    An excellent, well-written and very forward thinking article.

    With the major browsers starting to offer support for all the design niceties in CSS3 I feel that the visual design and HTML prototyping elements of projects are starting to converge. The tools exist to quickly and easily produce design elements such as transparency, custom fonts, shading using code.

    For most of our projects, I agree that thinking about content, then moving to HTML as quickly as possible tends to streamline the process. You have your content in front of you and can quickly and easily tweak, change and experiment with the visual aspects.

    I’d perhaps steer away from this process if I were developing a more app-centric piece – where you really need to think about user interaction and complex UI elements. In this case, I think that producing wireframes or comps in traditional graphics packages tends to help – allowing you to visualize the flow without investing too much up-front time coding/designing.

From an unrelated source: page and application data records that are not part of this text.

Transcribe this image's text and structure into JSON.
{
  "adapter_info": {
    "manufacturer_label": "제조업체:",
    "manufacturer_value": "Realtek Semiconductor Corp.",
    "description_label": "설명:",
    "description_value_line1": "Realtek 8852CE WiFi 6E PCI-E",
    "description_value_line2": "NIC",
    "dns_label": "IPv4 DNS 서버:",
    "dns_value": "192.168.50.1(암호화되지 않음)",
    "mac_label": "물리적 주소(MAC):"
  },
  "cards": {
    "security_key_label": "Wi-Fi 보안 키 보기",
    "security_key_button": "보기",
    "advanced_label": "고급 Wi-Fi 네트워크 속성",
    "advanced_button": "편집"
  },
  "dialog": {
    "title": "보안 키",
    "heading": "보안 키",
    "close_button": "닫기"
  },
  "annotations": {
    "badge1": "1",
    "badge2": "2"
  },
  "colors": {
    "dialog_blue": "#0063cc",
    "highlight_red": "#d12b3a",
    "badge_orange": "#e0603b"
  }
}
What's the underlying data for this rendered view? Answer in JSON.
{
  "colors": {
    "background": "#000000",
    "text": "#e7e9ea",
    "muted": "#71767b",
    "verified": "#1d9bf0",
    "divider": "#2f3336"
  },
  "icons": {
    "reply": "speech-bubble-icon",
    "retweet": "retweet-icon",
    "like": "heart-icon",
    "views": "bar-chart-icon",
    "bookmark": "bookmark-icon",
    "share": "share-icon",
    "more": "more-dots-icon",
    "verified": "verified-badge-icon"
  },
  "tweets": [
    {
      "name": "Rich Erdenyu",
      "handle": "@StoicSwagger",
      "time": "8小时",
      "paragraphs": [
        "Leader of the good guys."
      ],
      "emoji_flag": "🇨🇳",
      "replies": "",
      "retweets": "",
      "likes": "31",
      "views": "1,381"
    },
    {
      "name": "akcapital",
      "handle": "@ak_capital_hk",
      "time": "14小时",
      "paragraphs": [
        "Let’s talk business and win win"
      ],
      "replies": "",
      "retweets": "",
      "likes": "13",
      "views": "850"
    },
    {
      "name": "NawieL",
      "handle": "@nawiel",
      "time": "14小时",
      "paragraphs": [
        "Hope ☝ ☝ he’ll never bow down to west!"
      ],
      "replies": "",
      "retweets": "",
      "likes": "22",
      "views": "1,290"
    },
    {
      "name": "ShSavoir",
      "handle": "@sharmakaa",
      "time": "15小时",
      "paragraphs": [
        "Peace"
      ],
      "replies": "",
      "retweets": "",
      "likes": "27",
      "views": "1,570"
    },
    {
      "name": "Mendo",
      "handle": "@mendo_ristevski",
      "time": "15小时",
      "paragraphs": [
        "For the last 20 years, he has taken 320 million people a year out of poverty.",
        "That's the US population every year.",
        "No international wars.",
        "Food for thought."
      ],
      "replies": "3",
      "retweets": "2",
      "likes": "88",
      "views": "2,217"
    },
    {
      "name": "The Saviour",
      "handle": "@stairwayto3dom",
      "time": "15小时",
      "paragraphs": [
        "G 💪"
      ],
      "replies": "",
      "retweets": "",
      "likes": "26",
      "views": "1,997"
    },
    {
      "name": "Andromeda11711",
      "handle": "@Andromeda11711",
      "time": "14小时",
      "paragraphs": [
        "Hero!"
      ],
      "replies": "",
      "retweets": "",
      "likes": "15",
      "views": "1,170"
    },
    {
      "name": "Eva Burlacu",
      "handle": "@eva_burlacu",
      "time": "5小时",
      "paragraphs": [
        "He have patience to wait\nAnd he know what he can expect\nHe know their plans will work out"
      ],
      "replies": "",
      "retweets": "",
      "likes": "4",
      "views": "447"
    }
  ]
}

    The other thing that worries me a bit is as you pointed out, the Internet Explorer factor. Its all too easy to forget that IE users often comprise around two thirds of your site traffic. I tend to use a combination of JavaScript/CSS workarounds for things like transparency and borders to at least provide a somewhat pretty experience for those users. Its worth considering your userbase and how much of the original design is preserved in older browsers – especially if those users make up a good chunk of your revenue/conversions.